TASK REQUIREMENTS: Copy every entry below exactly, and keep out the pictures.

SOURCE MATERIAL:

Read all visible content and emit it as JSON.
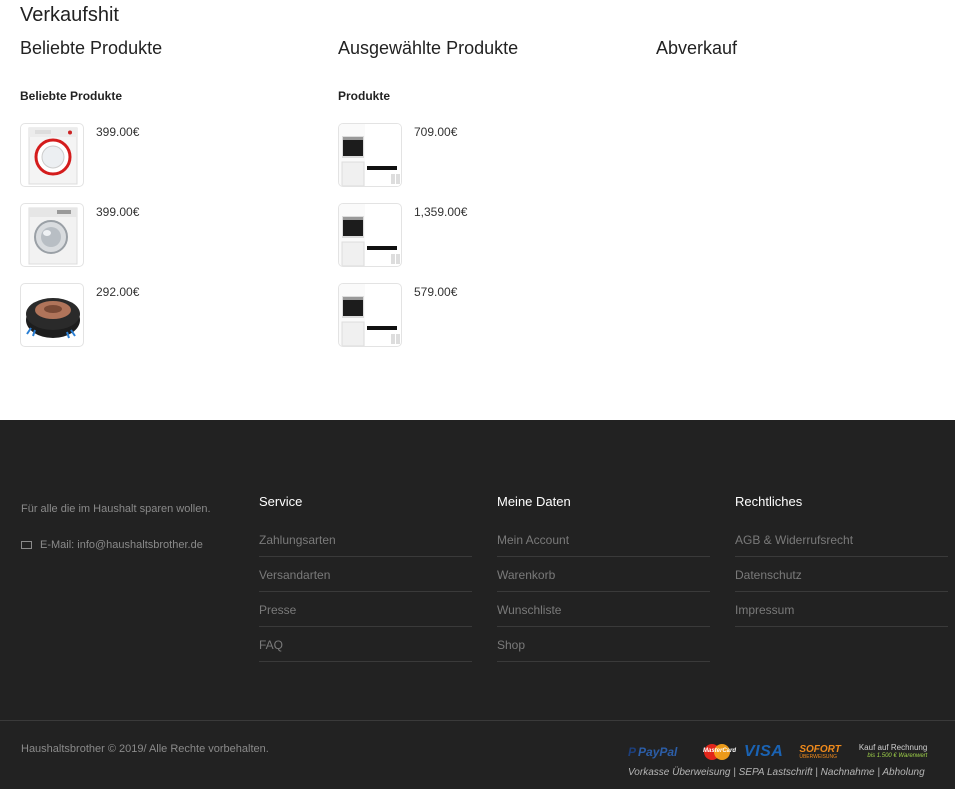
{
  "page": {
    "section_title": "Verkaufshit"
  },
  "columns": [
    {
      "title": "Beliebte Produkte",
      "subtitle": "Beliebte Produkte",
      "products": [
        {
          "price": "399.00€",
          "image": "washing-machine-red-door"
        },
        {
          "price": "399.00€",
          "image": "washing-machine-silver-door"
        },
        {
          "price": "292.00€",
          "image": "robot-vacuum"
        }
      ]
    },
    {
      "title": "Ausgewählte Produkte",
      "subtitle": "Produkte",
      "products": [
        {
          "price": "709.00€",
          "image": "built-in-oven-set"
        },
        {
          "price": "1,359.00€",
          "image": "built-in-oven-set"
        },
        {
          "price": "579.00€",
          "image": "built-in-oven-set"
        }
      ]
    },
    {
      "title": "Abverkauf",
      "subtitle": "",
      "products": []
    }
  ],
  "footer": {
    "about": "Für alle die im Haushalt sparen wollen.",
    "email": "E-Mail: info@haushaltsbrother.de",
    "email_icon": "envelope-icon",
    "columns": [
      {
        "title": "Service",
        "links": [
          "Zahlungsarten",
          "Versandarten",
          "Presse",
          "FAQ"
        ]
      },
      {
        "title": "Meine Daten",
        "links": [
          "Mein Account",
          "Warenkorb",
          "Wunschliste",
          "Shop"
        ]
      },
      {
        "title": "Rechtliches",
        "links": [
          "AGB & Widerrufsrecht",
          "Datenschutz",
          "Impressum"
        ]
      }
    ],
    "copyright": "Haushaltsbrother © 2019/ Alle Rechte vorbehalten.",
    "payment": {
      "paypal": "PayPal",
      "mastercard": "MasterCard",
      "visa": "VISA",
      "sofort": "SOFORT",
      "sofort_sub": "ÜBERWEISUNG",
      "rechnung": "Kauf auf Rechnung",
      "rechnung_sub": "bis 1.500 € Warenwert",
      "methods": "Vorkasse Überweisung  |  SEPA Lastschrift  |  Nachnahme  |  Abholung"
    }
  },
  "colors": {
    "footer_bg": "#222222",
    "footer_text": "#8a8a8a",
    "footer_link": "#7a7a7a",
    "heading": "#222222"
  }
}
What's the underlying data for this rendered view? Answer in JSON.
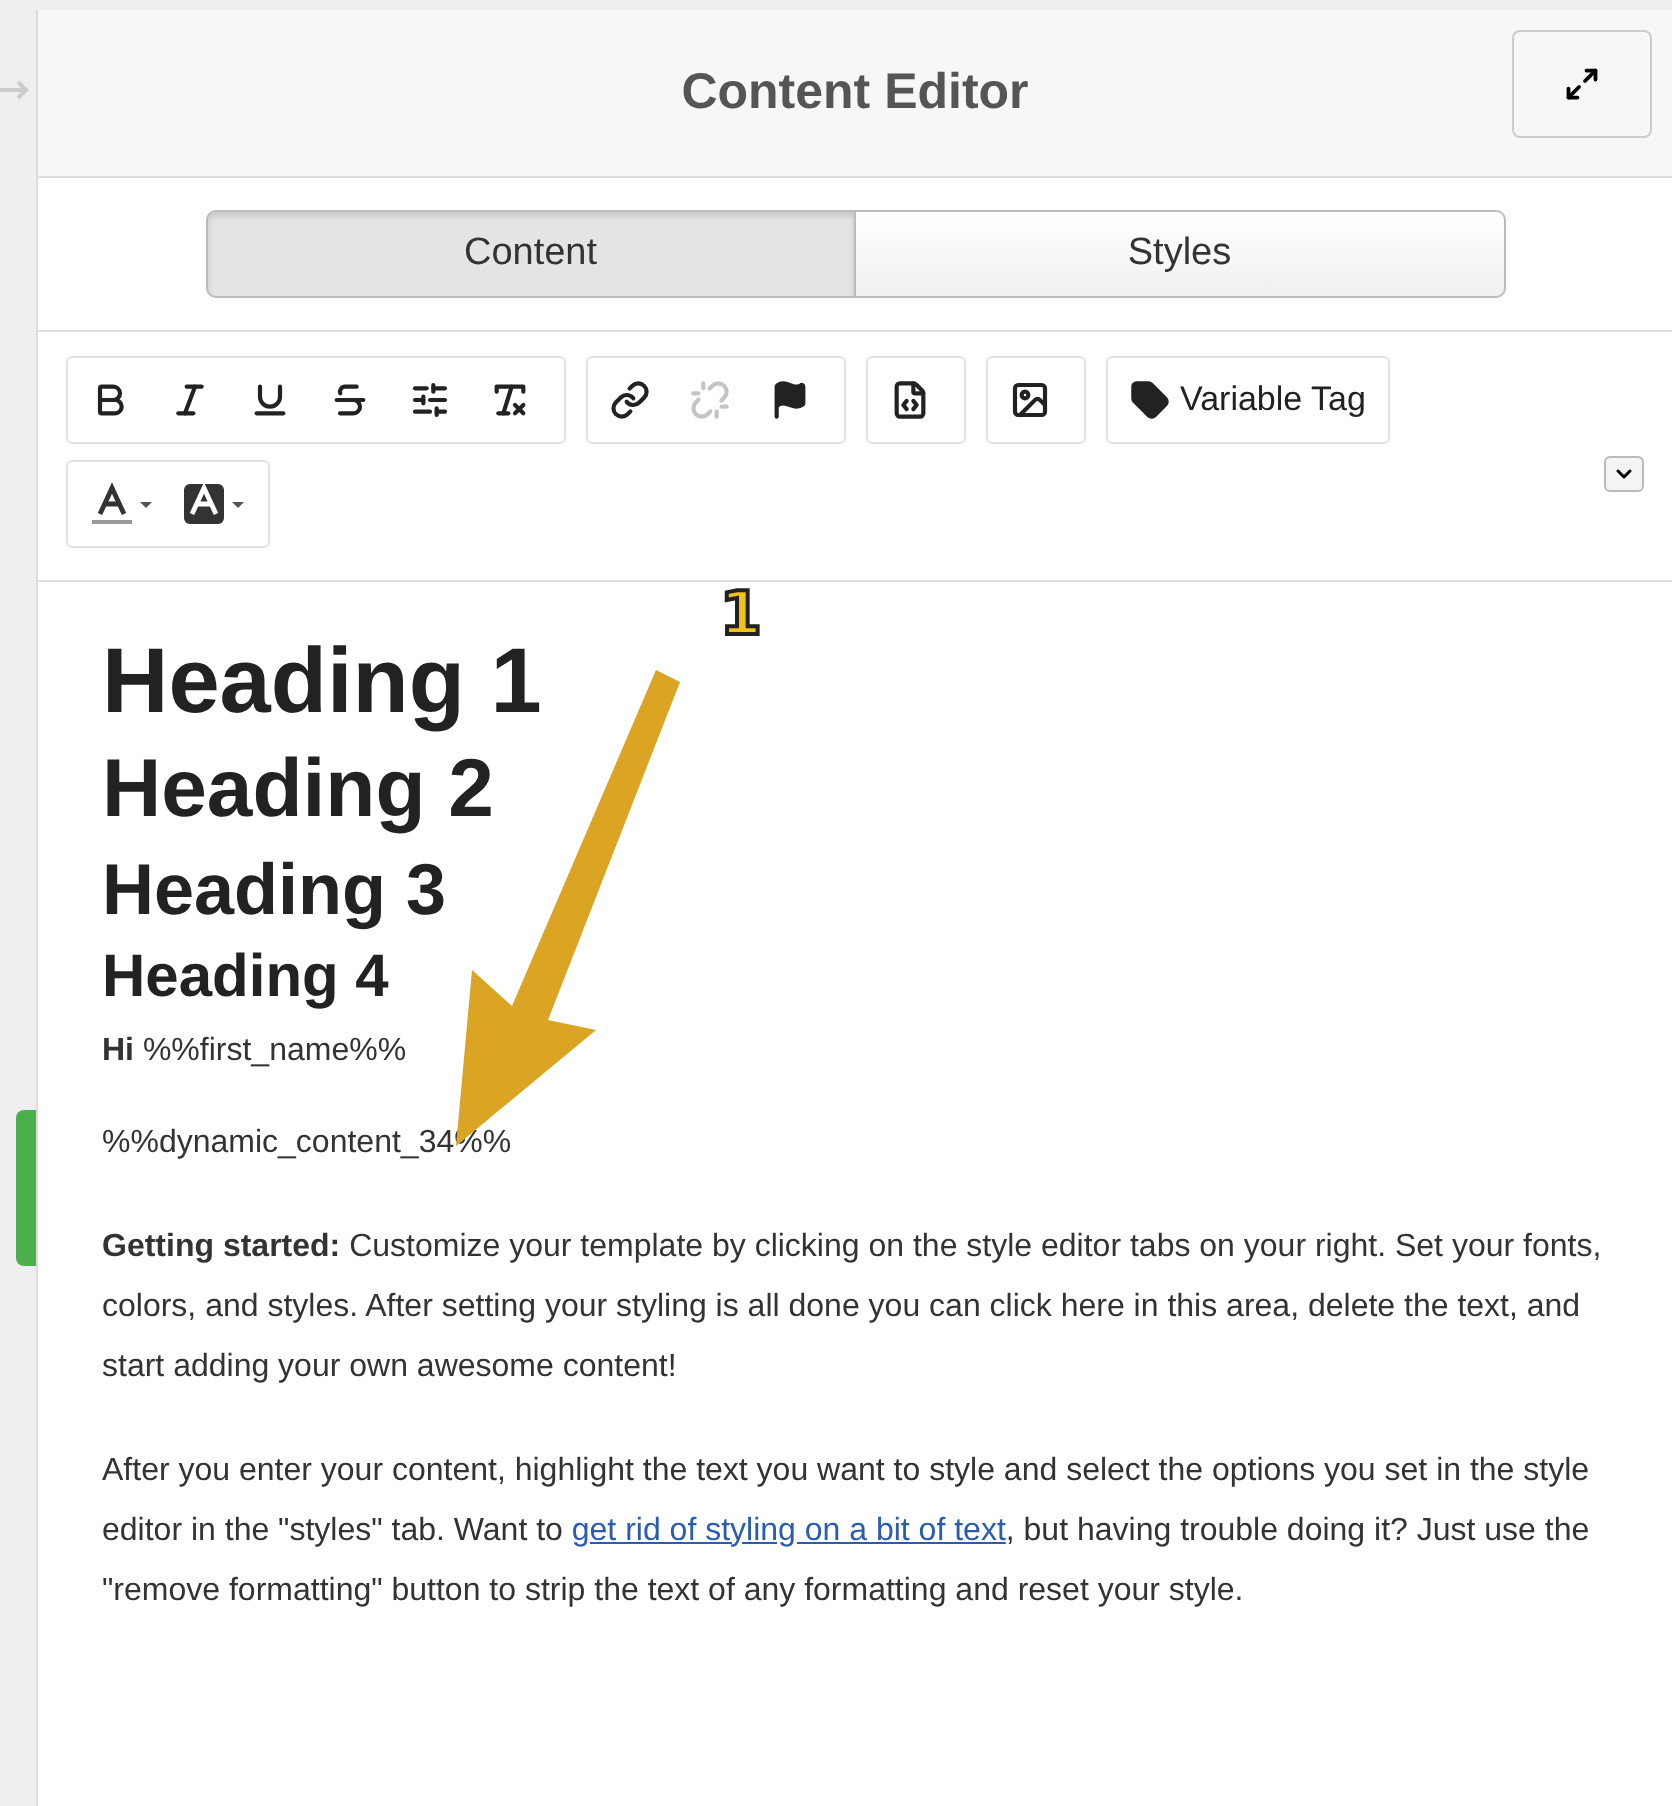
{
  "header": {
    "title": "Content Editor"
  },
  "tabs": [
    {
      "label": "Content",
      "selected": true
    },
    {
      "label": "Styles",
      "selected": false
    }
  ],
  "toolbar": [
    [
      {
        "items": [
          {
            "kind": "bold",
            "disabled": false
          },
          {
            "kind": "italic",
            "disabled": false
          },
          {
            "kind": "underline",
            "disabled": false
          },
          {
            "kind": "strike",
            "disabled": false
          },
          {
            "kind": "lines",
            "disabled": false
          },
          {
            "kind": "clear",
            "disabled": false
          }
        ]
      },
      {
        "items": [
          {
            "kind": "link",
            "disabled": false
          },
          {
            "kind": "unlink",
            "disabled": true
          },
          {
            "kind": "flag",
            "disabled": false
          }
        ]
      },
      {
        "items": [
          {
            "kind": "code",
            "disabled": false
          }
        ]
      },
      {
        "items": [
          {
            "kind": "image",
            "disabled": false
          }
        ]
      },
      {
        "items": [
          {
            "kind": "tag",
            "disabled": false,
            "label": "Variable Tag"
          }
        ]
      }
    ],
    [
      {
        "items": [
          {
            "kind": "textcolor",
            "disabled": false
          },
          {
            "kind": "bgcolor",
            "disabled": false
          }
        ]
      }
    ]
  ],
  "headings": [
    "Heading 1",
    "Heading 2",
    "Heading 3",
    "Heading 4"
  ],
  "greeting": "**Hi** %%first_name%%",
  "dynamic": "%%dynamic_content_34%%",
  "paragraphs": [
    {
      "before": "**Getting started:** Customize your template by clicking on the style editor tabs on your right. Set your fonts, colors, and styles. After setting your styling is all done you can click here in this area, delete the text, and start adding your own awesome content!"
    },
    {
      "before": "After you enter your content, highlight the text you want to style and select the options you set in the style editor in the \"styles\" tab. Want to ",
      "link": "get rid of styling on a bit of text",
      "after": ", but having trouble doing it? Just use the \"remove formatting\" button to strip the text of any formatting and reset your style."
    }
  ],
  "annotation": {
    "label": "1"
  }
}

EXERCISE RESULT:
Read all visible content and emit it as JSON.
{
  "page": {
    "section_title": "Verkaufshit"
  },
  "columns": [
    {
      "title": "Beliebte Produkte",
      "subtitle": "Beliebte Produkte",
      "products": [
        {
          "price": "399.00€",
          "image": "washing-machine-red-door"
        },
        {
          "price": "399.00€",
          "image": "washing-machine-silver-door"
        },
        {
          "price": "292.00€",
          "image": "robot-vacuum"
        }
      ]
    },
    {
      "title": "Ausgewählte Produkte",
      "subtitle": "Produkte",
      "products": [
        {
          "price": "709.00€",
          "image": "built-in-oven-set"
        },
        {
          "price": "1,359.00€",
          "image": "built-in-oven-set"
        },
        {
          "price": "579.00€",
          "image": "built-in-oven-set"
        }
      ]
    },
    {
      "title": "Abverkauf",
      "subtitle": "",
      "products": []
    }
  ],
  "footer": {
    "about": "Für alle die im Haushalt sparen wollen.",
    "email": "E-Mail: info@haushaltsbrother.de",
    "email_icon": "envelope-icon",
    "columns": [
      {
        "title": "Service",
        "links": [
          "Zahlungsarten",
          "Versandarten",
          "Presse",
          "FAQ"
        ]
      },
      {
        "title": "Meine Daten",
        "links": [
          "Mein Account",
          "Warenkorb",
          "Wunschliste",
          "Shop"
        ]
      },
      {
        "title": "Rechtliches",
        "links": [
          "AGB & Widerrufsrecht",
          "Datenschutz",
          "Impressum"
        ]
      }
    ],
    "copyright": "Haushaltsbrother © 2019/ Alle Rechte vorbehalten.",
    "payment": {
      "paypal": "PayPal",
      "mastercard": "MasterCard",
      "visa": "VISA",
      "sofort": "SOFORT",
      "sofort_sub": "ÜBERWEISUNG",
      "rechnung": "Kauf auf Rechnung",
      "rechnung_sub": "bis 1.500 € Warenwert",
      "methods": "Vorkasse Überweisung  |  SEPA Lastschrift  |  Nachnahme  |  Abholung"
    }
  },
  "colors": {
    "footer_bg": "#222222",
    "footer_text": "#8a8a8a",
    "footer_link": "#7a7a7a",
    "heading": "#222222"
  }
}
What's the underlying data for this rendered view? Answer in JSON.
{
  "header": {
    "title": "Content Editor"
  },
  "tabs": [
    {
      "label": "Content",
      "selected": true
    },
    {
      "label": "Styles",
      "selected": false
    }
  ],
  "toolbar": [
    [
      {
        "items": [
          {
            "kind": "bold",
            "disabled": false
          },
          {
            "kind": "italic",
            "disabled": false
          },
          {
            "kind": "underline",
            "disabled": false
          },
          {
            "kind": "strike",
            "disabled": false
          },
          {
            "kind": "lines",
            "disabled": false
          },
          {
            "kind": "clear",
            "disabled": false
          }
        ]
      },
      {
        "items": [
          {
            "kind": "link",
            "disabled": false
          },
          {
            "kind": "unlink",
            "disabled": true
          },
          {
            "kind": "flag",
            "disabled": false
          }
        ]
      },
      {
        "items": [
          {
            "kind": "code",
            "disabled": false
          }
        ]
      },
      {
        "items": [
          {
            "kind": "image",
            "disabled": false
          }
        ]
      },
      {
        "items": [
          {
            "kind": "tag",
            "disabled": false,
            "label": "Variable Tag"
          }
        ]
      }
    ],
    [
      {
        "items": [
          {
            "kind": "textcolor",
            "disabled": false
          },
          {
            "kind": "bgcolor",
            "disabled": false
          }
        ]
      }
    ]
  ],
  "headings": [
    "Heading 1",
    "Heading 2",
    "Heading 3",
    "Heading 4"
  ],
  "greeting": "**Hi** %%first_name%%",
  "dynamic": "%%dynamic_content_34%%",
  "paragraphs": [
    {
      "before": "**Getting started:** Customize your template by clicking on the style editor tabs on your right. Set your fonts, colors, and styles. After setting your styling is all done you can click here in this area, delete the text, and start adding your own awesome content!"
    },
    {
      "before": "After you enter your content, highlight the text you want to style and select the options you set in the style editor in the \"styles\" tab. Want to ",
      "link": "get rid of styling on a bit of text",
      "after": ", but having trouble doing it? Just use the \"remove formatting\" button to strip the text of any formatting and reset your style."
    }
  ],
  "annotation": {
    "label": "1"
  }
}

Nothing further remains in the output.